The white shaded sand against the dark twisted wood is quite striking and reminds me that a garden is more than flowers and color. If you have showcased shape and form, you have a garden.

tropical plant

Here is a lovely thing on the mainland that looks like a cross between an Albizia and a Cephalanthus – any ideas? It was the one shrub I really, really wanted to bring home.

The quest for color is still on their minds however. An oleander has come and gone after [eventually] dipping its toes in brackish groundwater and a sad little Bougainvillea grows in a large pot at the bottom of the stairs, fully draped in black netting to protect it from iguana. I think I may have convinced them to be done with it, as its presence is a constant reminder of what cannot be, rather than a celebration of what is.

The iguana are no longer fascinating creatures as a result, but a pestilence that raises the blood pressure. The possession of the one precludes the love of the other. It is the reason I will not build a koi pond as I cannot bear to hate my herons.

A river of fresh water runs under this island which keeps the Plumeria, oleander, Mandevilla and Justicia in the center of the island happy; but on the edges, it is red, black and white mangroves. The first putting down long lanky legs into the turquoise sea and making way for its more terrestrial cousins as the land is slowly created by leaf, branch, root, and trapped sediment.  A fascinating process that protects the island better than any sea wall. 

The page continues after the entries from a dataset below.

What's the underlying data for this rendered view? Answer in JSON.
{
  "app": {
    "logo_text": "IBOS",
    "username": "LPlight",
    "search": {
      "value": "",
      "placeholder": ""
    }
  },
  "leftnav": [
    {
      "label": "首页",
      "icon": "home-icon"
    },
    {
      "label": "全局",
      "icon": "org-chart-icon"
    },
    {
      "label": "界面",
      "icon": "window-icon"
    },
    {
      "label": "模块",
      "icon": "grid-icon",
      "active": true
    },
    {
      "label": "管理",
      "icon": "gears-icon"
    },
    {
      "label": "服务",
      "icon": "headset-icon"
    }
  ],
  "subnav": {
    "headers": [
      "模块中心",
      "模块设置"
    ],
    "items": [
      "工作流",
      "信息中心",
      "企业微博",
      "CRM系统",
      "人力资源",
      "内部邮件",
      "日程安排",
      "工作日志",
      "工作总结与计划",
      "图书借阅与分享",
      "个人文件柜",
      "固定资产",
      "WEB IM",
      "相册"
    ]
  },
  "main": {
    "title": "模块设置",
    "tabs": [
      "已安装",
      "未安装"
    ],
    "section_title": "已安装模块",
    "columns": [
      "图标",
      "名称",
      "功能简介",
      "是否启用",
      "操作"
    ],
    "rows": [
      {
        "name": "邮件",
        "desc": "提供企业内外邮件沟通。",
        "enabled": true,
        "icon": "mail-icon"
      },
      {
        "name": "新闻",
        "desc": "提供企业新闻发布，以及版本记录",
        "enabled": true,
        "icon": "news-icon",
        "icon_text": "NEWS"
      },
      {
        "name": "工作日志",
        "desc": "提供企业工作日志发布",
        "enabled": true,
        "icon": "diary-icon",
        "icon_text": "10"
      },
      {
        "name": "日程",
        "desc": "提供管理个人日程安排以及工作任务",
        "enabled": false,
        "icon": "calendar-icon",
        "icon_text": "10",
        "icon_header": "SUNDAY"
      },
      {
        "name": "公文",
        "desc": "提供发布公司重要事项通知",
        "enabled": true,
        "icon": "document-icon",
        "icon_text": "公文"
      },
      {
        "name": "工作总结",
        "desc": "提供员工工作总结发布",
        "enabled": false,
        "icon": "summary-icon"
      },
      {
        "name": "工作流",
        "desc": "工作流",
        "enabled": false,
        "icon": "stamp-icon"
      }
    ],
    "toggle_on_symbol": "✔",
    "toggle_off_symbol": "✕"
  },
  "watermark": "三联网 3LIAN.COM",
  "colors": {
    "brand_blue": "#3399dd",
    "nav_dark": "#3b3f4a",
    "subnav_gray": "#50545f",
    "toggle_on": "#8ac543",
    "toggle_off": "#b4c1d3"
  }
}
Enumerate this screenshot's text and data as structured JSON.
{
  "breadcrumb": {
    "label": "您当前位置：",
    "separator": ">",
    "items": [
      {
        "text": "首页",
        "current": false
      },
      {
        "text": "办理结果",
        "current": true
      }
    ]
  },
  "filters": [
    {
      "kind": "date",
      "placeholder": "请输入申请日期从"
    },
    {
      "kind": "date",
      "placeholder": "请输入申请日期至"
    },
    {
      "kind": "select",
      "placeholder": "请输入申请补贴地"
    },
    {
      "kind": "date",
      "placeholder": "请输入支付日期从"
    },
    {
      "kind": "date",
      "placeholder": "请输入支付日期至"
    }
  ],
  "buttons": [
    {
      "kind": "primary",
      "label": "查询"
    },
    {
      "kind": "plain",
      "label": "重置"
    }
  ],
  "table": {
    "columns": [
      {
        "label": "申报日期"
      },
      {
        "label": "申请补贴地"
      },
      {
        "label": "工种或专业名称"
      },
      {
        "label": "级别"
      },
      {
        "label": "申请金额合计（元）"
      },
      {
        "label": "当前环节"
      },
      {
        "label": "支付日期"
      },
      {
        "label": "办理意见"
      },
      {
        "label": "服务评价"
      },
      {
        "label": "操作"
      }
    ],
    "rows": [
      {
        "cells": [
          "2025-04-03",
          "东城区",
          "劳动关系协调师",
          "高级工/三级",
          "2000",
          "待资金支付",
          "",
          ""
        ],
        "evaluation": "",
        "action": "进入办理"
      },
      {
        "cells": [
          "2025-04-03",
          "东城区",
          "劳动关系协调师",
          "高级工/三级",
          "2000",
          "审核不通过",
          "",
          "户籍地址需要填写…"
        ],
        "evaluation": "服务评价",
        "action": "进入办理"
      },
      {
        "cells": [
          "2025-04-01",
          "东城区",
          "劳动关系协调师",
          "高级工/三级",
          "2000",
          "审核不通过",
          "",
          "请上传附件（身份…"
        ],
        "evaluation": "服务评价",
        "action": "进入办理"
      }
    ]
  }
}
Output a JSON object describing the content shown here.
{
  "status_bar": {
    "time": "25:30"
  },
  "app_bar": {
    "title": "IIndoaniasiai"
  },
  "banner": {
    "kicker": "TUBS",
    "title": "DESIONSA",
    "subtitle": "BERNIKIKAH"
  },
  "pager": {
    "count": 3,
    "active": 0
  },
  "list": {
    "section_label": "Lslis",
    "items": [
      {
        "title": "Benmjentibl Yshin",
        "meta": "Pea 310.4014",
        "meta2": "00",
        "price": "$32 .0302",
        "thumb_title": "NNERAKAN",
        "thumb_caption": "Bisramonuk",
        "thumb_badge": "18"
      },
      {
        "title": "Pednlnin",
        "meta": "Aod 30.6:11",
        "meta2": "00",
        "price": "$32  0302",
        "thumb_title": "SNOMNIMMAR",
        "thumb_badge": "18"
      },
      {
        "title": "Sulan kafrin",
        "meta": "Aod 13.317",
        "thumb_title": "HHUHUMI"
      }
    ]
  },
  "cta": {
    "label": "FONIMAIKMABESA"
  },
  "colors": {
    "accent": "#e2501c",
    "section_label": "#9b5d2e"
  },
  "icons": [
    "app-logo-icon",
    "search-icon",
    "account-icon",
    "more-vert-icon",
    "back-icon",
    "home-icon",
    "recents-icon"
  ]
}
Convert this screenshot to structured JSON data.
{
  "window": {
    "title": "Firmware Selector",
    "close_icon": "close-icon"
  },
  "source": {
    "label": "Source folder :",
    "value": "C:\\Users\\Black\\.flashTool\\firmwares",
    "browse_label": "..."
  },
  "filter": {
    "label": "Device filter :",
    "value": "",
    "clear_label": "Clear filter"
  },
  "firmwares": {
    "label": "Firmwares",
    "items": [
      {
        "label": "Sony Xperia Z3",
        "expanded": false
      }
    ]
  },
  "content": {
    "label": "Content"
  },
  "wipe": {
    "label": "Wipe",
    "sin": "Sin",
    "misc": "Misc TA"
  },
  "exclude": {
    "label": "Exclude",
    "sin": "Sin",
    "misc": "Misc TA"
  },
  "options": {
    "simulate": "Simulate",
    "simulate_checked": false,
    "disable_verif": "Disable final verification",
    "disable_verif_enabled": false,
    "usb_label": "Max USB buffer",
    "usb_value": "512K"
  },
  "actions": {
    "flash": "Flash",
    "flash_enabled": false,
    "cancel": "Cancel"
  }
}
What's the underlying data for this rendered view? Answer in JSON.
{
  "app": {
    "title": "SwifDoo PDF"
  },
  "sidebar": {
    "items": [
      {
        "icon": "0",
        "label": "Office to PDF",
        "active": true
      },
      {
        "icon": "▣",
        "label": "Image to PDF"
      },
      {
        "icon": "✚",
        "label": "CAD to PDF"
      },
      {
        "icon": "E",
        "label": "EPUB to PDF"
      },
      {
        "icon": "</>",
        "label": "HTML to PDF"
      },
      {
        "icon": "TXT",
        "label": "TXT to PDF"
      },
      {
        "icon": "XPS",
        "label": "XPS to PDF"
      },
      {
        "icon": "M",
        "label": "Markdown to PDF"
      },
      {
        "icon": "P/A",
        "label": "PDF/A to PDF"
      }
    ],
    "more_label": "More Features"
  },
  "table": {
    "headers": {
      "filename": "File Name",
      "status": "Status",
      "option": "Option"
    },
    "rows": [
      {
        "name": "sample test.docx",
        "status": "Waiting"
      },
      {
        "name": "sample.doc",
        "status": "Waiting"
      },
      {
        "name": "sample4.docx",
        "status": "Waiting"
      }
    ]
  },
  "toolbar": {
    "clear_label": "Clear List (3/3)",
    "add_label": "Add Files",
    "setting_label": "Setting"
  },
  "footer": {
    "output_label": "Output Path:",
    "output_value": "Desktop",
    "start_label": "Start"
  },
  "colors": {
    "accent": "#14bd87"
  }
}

Not that a nearby island now being developed by the Four Seasons hotel seems concerned enough to keep any of theirs.  White sand beaches are much preferred by visiting tourists — especially visiting high-end tourists — and mangroves with their rich ecosystems and murky waters are soooo inconvenient when one is trying to ‘Gram out the classic #bestlifeever/#yourlifesucks frenemy fodder between rum punches.



I kept a Cecropia alive for two years and finally decided it wasn’t worth it last fall – now I am annoyed with myself – what a fascinating pioneer species. This is on the mainland in San Ignacio – up against a Mayan step pyramid.


Speaking of rich ecosystems and murky waters, the crocodiles are plentiful and of varying sizes; and though our friends gave us all the platitudes we similarly offer our guests when they quail at black bear and coyote in our woods, I must confess myself less than confident balancing for the first time on a paddle board amongst the mangroves.

At least in Virginia, Mungo will occupy the bear with taunts and barks and cagey Jack Russell moves while I run away thanks to terra firma.

The best advice offered over rum punches the night before was to remain vertical as crocodiles can’t snap sideways. Small comfort.  As was the story of a friend who successfully fought one off to the detriment of the tendons in his hands. As were the crocodiles in the run off ponds as we drove to the dock.

Still, I did it. Faced my fears and got on with it. Not that I saw any in the water with me, but that’s beside the point. The terrors of being grilled unmercifully on some point of botany by a heckler in a conference audience determined to prove his superior knowledge while 600 people look on, holds nothing for me now.  I will be impossible to live with.

Well, it’s time to wrap up this missive. While I was penning that last sentence a sting ray jumped out of the water to the amazement of everyone on our catamaran trip – except me, head down in letters. And now I’ve gone and mentioned the catamaran, which I had studiously avoided in earlier paragraphs as there is, believe it or not, a limit to my cruelty. Content yourself perhaps with the knowledge that I missed the sting ray on your account.


P.S. But not the dolphins.

Gaia resort

Above the Five-Sisters Waterfalls in Mountain Pine Ridge Forest Reserve on the mainland. Great swimming.  It’s 323 steps down and up. I counted.